_EXERCISE DETAILS_
An exact, complete copy of the entries below is required, minus any pictures.

_DATA FOR PROCESSING_
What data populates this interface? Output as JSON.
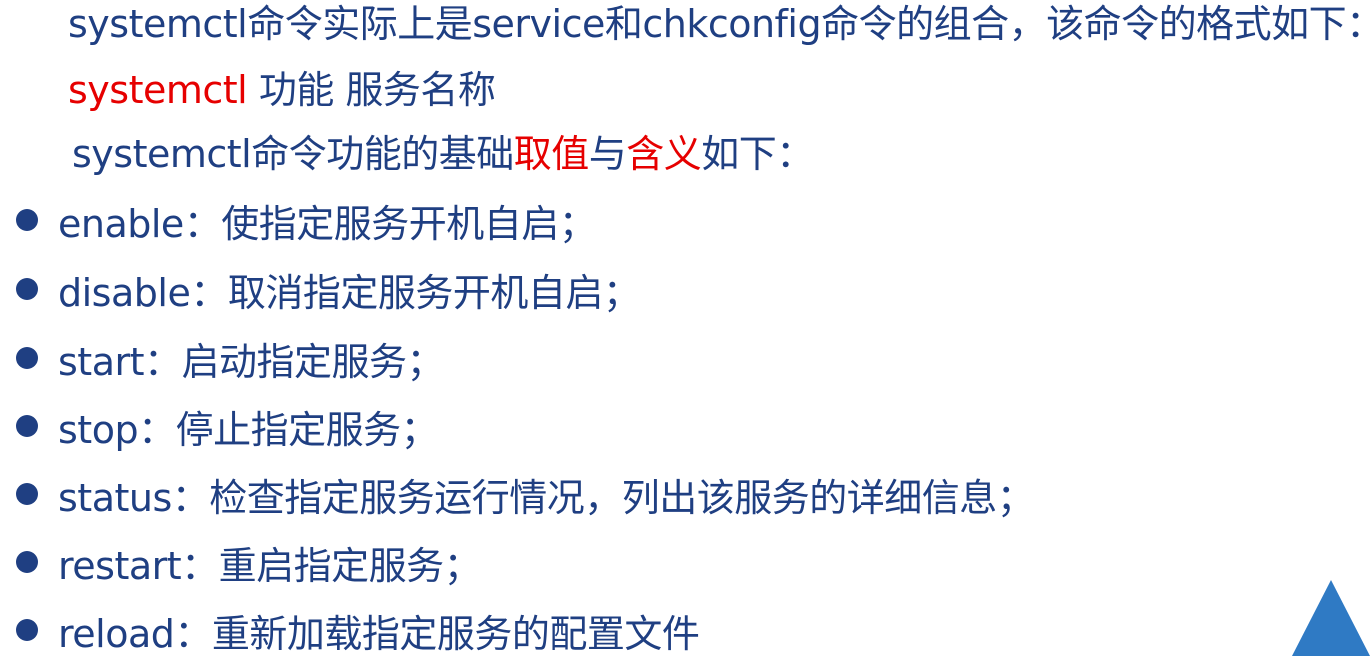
{
  "intro": {
    "line1": "systemctl命令实际上是service和chkconfig命令的组合，该命令的格式如下：",
    "format_command": "systemctl",
    "format_rest": " 功能 服务名称",
    "line3_part1": "systemctl命令功能的基础",
    "line3_red1": "取值",
    "line3_part2": "与",
    "line3_red2": "含义",
    "line3_part3": "如下："
  },
  "items": [
    {
      "text": "enable：使指定服务开机自启；"
    },
    {
      "text": "disable：取消指定服务开机自启；"
    },
    {
      "text": "start：启动指定服务；"
    },
    {
      "text": "stop：停止指定服务；"
    },
    {
      "text": "status：检查指定服务运行情况，列出该服务的详细信息；"
    },
    {
      "text": "restart：重启指定服务；"
    },
    {
      "text": "reload：重新加载指定服务的配置文件"
    }
  ],
  "colors": {
    "text": "#1f3f82",
    "highlight": "#e60000",
    "accent_triangle": "#2f7ac4"
  }
}
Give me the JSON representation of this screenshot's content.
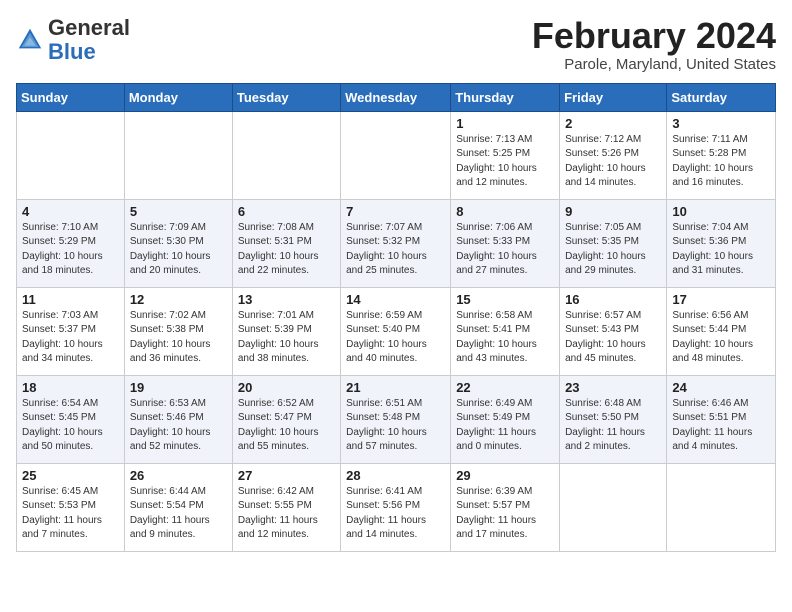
{
  "header": {
    "logo_general": "General",
    "logo_blue": "Blue",
    "month_title": "February 2024",
    "location": "Parole, Maryland, United States"
  },
  "days_of_week": [
    "Sunday",
    "Monday",
    "Tuesday",
    "Wednesday",
    "Thursday",
    "Friday",
    "Saturday"
  ],
  "weeks": [
    [
      {
        "day": "",
        "info": ""
      },
      {
        "day": "",
        "info": ""
      },
      {
        "day": "",
        "info": ""
      },
      {
        "day": "",
        "info": ""
      },
      {
        "day": "1",
        "info": "Sunrise: 7:13 AM\nSunset: 5:25 PM\nDaylight: 10 hours\nand 12 minutes."
      },
      {
        "day": "2",
        "info": "Sunrise: 7:12 AM\nSunset: 5:26 PM\nDaylight: 10 hours\nand 14 minutes."
      },
      {
        "day": "3",
        "info": "Sunrise: 7:11 AM\nSunset: 5:28 PM\nDaylight: 10 hours\nand 16 minutes."
      }
    ],
    [
      {
        "day": "4",
        "info": "Sunrise: 7:10 AM\nSunset: 5:29 PM\nDaylight: 10 hours\nand 18 minutes."
      },
      {
        "day": "5",
        "info": "Sunrise: 7:09 AM\nSunset: 5:30 PM\nDaylight: 10 hours\nand 20 minutes."
      },
      {
        "day": "6",
        "info": "Sunrise: 7:08 AM\nSunset: 5:31 PM\nDaylight: 10 hours\nand 22 minutes."
      },
      {
        "day": "7",
        "info": "Sunrise: 7:07 AM\nSunset: 5:32 PM\nDaylight: 10 hours\nand 25 minutes."
      },
      {
        "day": "8",
        "info": "Sunrise: 7:06 AM\nSunset: 5:33 PM\nDaylight: 10 hours\nand 27 minutes."
      },
      {
        "day": "9",
        "info": "Sunrise: 7:05 AM\nSunset: 5:35 PM\nDaylight: 10 hours\nand 29 minutes."
      },
      {
        "day": "10",
        "info": "Sunrise: 7:04 AM\nSunset: 5:36 PM\nDaylight: 10 hours\nand 31 minutes."
      }
    ],
    [
      {
        "day": "11",
        "info": "Sunrise: 7:03 AM\nSunset: 5:37 PM\nDaylight: 10 hours\nand 34 minutes."
      },
      {
        "day": "12",
        "info": "Sunrise: 7:02 AM\nSunset: 5:38 PM\nDaylight: 10 hours\nand 36 minutes."
      },
      {
        "day": "13",
        "info": "Sunrise: 7:01 AM\nSunset: 5:39 PM\nDaylight: 10 hours\nand 38 minutes."
      },
      {
        "day": "14",
        "info": "Sunrise: 6:59 AM\nSunset: 5:40 PM\nDaylight: 10 hours\nand 40 minutes."
      },
      {
        "day": "15",
        "info": "Sunrise: 6:58 AM\nSunset: 5:41 PM\nDaylight: 10 hours\nand 43 minutes."
      },
      {
        "day": "16",
        "info": "Sunrise: 6:57 AM\nSunset: 5:43 PM\nDaylight: 10 hours\nand 45 minutes."
      },
      {
        "day": "17",
        "info": "Sunrise: 6:56 AM\nSunset: 5:44 PM\nDaylight: 10 hours\nand 48 minutes."
      }
    ],
    [
      {
        "day": "18",
        "info": "Sunrise: 6:54 AM\nSunset: 5:45 PM\nDaylight: 10 hours\nand 50 minutes."
      },
      {
        "day": "19",
        "info": "Sunrise: 6:53 AM\nSunset: 5:46 PM\nDaylight: 10 hours\nand 52 minutes."
      },
      {
        "day": "20",
        "info": "Sunrise: 6:52 AM\nSunset: 5:47 PM\nDaylight: 10 hours\nand 55 minutes."
      },
      {
        "day": "21",
        "info": "Sunrise: 6:51 AM\nSunset: 5:48 PM\nDaylight: 10 hours\nand 57 minutes."
      },
      {
        "day": "22",
        "info": "Sunrise: 6:49 AM\nSunset: 5:49 PM\nDaylight: 11 hours\nand 0 minutes."
      },
      {
        "day": "23",
        "info": "Sunrise: 6:48 AM\nSunset: 5:50 PM\nDaylight: 11 hours\nand 2 minutes."
      },
      {
        "day": "24",
        "info": "Sunrise: 6:46 AM\nSunset: 5:51 PM\nDaylight: 11 hours\nand 4 minutes."
      }
    ],
    [
      {
        "day": "25",
        "info": "Sunrise: 6:45 AM\nSunset: 5:53 PM\nDaylight: 11 hours\nand 7 minutes."
      },
      {
        "day": "26",
        "info": "Sunrise: 6:44 AM\nSunset: 5:54 PM\nDaylight: 11 hours\nand 9 minutes."
      },
      {
        "day": "27",
        "info": "Sunrise: 6:42 AM\nSunset: 5:55 PM\nDaylight: 11 hours\nand 12 minutes."
      },
      {
        "day": "28",
        "info": "Sunrise: 6:41 AM\nSunset: 5:56 PM\nDaylight: 11 hours\nand 14 minutes."
      },
      {
        "day": "29",
        "info": "Sunrise: 6:39 AM\nSunset: 5:57 PM\nDaylight: 11 hours\nand 17 minutes."
      },
      {
        "day": "",
        "info": ""
      },
      {
        "day": "",
        "info": ""
      }
    ]
  ]
}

_SOLUTION FOR THIS PROBLEM_
What data populates this interface? Output as JSON.
{
  "intro": {
    "line1": "systemctl命令实际上是service和chkconfig命令的组合，该命令的格式如下：",
    "format_command": "systemctl",
    "format_rest": " 功能 服务名称",
    "line3_part1": "systemctl命令功能的基础",
    "line3_red1": "取值",
    "line3_part2": "与",
    "line3_red2": "含义",
    "line3_part3": "如下："
  },
  "items": [
    {
      "text": "enable：使指定服务开机自启；"
    },
    {
      "text": "disable：取消指定服务开机自启；"
    },
    {
      "text": "start：启动指定服务；"
    },
    {
      "text": "stop：停止指定服务；"
    },
    {
      "text": "status：检查指定服务运行情况，列出该服务的详细信息；"
    },
    {
      "text": "restart：重启指定服务；"
    },
    {
      "text": "reload：重新加载指定服务的配置文件"
    }
  ],
  "colors": {
    "text": "#1f3f82",
    "highlight": "#e60000",
    "accent_triangle": "#2f7ac4"
  }
}
Give me the JSON representation of this screenshot's content.
{
  "header": {
    "logo_general": "General",
    "logo_blue": "Blue",
    "month_title": "February 2024",
    "location": "Parole, Maryland, United States"
  },
  "days_of_week": [
    "Sunday",
    "Monday",
    "Tuesday",
    "Wednesday",
    "Thursday",
    "Friday",
    "Saturday"
  ],
  "weeks": [
    [
      {
        "day": "",
        "info": ""
      },
      {
        "day": "",
        "info": ""
      },
      {
        "day": "",
        "info": ""
      },
      {
        "day": "",
        "info": ""
      },
      {
        "day": "1",
        "info": "Sunrise: 7:13 AM\nSunset: 5:25 PM\nDaylight: 10 hours\nand 12 minutes."
      },
      {
        "day": "2",
        "info": "Sunrise: 7:12 AM\nSunset: 5:26 PM\nDaylight: 10 hours\nand 14 minutes."
      },
      {
        "day": "3",
        "info": "Sunrise: 7:11 AM\nSunset: 5:28 PM\nDaylight: 10 hours\nand 16 minutes."
      }
    ],
    [
      {
        "day": "4",
        "info": "Sunrise: 7:10 AM\nSunset: 5:29 PM\nDaylight: 10 hours\nand 18 minutes."
      },
      {
        "day": "5",
        "info": "Sunrise: 7:09 AM\nSunset: 5:30 PM\nDaylight: 10 hours\nand 20 minutes."
      },
      {
        "day": "6",
        "info": "Sunrise: 7:08 AM\nSunset: 5:31 PM\nDaylight: 10 hours\nand 22 minutes."
      },
      {
        "day": "7",
        "info": "Sunrise: 7:07 AM\nSunset: 5:32 PM\nDaylight: 10 hours\nand 25 minutes."
      },
      {
        "day": "8",
        "info": "Sunrise: 7:06 AM\nSunset: 5:33 PM\nDaylight: 10 hours\nand 27 minutes."
      },
      {
        "day": "9",
        "info": "Sunrise: 7:05 AM\nSunset: 5:35 PM\nDaylight: 10 hours\nand 29 minutes."
      },
      {
        "day": "10",
        "info": "Sunrise: 7:04 AM\nSunset: 5:36 PM\nDaylight: 10 hours\nand 31 minutes."
      }
    ],
    [
      {
        "day": "11",
        "info": "Sunrise: 7:03 AM\nSunset: 5:37 PM\nDaylight: 10 hours\nand 34 minutes."
      },
      {
        "day": "12",
        "info": "Sunrise: 7:02 AM\nSunset: 5:38 PM\nDaylight: 10 hours\nand 36 minutes."
      },
      {
        "day": "13",
        "info": "Sunrise: 7:01 AM\nSunset: 5:39 PM\nDaylight: 10 hours\nand 38 minutes."
      },
      {
        "day": "14",
        "info": "Sunrise: 6:59 AM\nSunset: 5:40 PM\nDaylight: 10 hours\nand 40 minutes."
      },
      {
        "day": "15",
        "info": "Sunrise: 6:58 AM\nSunset: 5:41 PM\nDaylight: 10 hours\nand 43 minutes."
      },
      {
        "day": "16",
        "info": "Sunrise: 6:57 AM\nSunset: 5:43 PM\nDaylight: 10 hours\nand 45 minutes."
      },
      {
        "day": "17",
        "info": "Sunrise: 6:56 AM\nSunset: 5:44 PM\nDaylight: 10 hours\nand 48 minutes."
      }
    ],
    [
      {
        "day": "18",
        "info": "Sunrise: 6:54 AM\nSunset: 5:45 PM\nDaylight: 10 hours\nand 50 minutes."
      },
      {
        "day": "19",
        "info": "Sunrise: 6:53 AM\nSunset: 5:46 PM\nDaylight: 10 hours\nand 52 minutes."
      },
      {
        "day": "20",
        "info": "Sunrise: 6:52 AM\nSunset: 5:47 PM\nDaylight: 10 hours\nand 55 minutes."
      },
      {
        "day": "21",
        "info": "Sunrise: 6:51 AM\nSunset: 5:48 PM\nDaylight: 10 hours\nand 57 minutes."
      },
      {
        "day": "22",
        "info": "Sunrise: 6:49 AM\nSunset: 5:49 PM\nDaylight: 11 hours\nand 0 minutes."
      },
      {
        "day": "23",
        "info": "Sunrise: 6:48 AM\nSunset: 5:50 PM\nDaylight: 11 hours\nand 2 minutes."
      },
      {
        "day": "24",
        "info": "Sunrise: 6:46 AM\nSunset: 5:51 PM\nDaylight: 11 hours\nand 4 minutes."
      }
    ],
    [
      {
        "day": "25",
        "info": "Sunrise: 6:45 AM\nSunset: 5:53 PM\nDaylight: 11 hours\nand 7 minutes."
      },
      {
        "day": "26",
        "info": "Sunrise: 6:44 AM\nSunset: 5:54 PM\nDaylight: 11 hours\nand 9 minutes."
      },
      {
        "day": "27",
        "info": "Sunrise: 6:42 AM\nSunset: 5:55 PM\nDaylight: 11 hours\nand 12 minutes."
      },
      {
        "day": "28",
        "info": "Sunrise: 6:41 AM\nSunset: 5:56 PM\nDaylight: 11 hours\nand 14 minutes."
      },
      {
        "day": "29",
        "info": "Sunrise: 6:39 AM\nSunset: 5:57 PM\nDaylight: 11 hours\nand 17 minutes."
      },
      {
        "day": "",
        "info": ""
      },
      {
        "day": "",
        "info": ""
      }
    ]
  ]
}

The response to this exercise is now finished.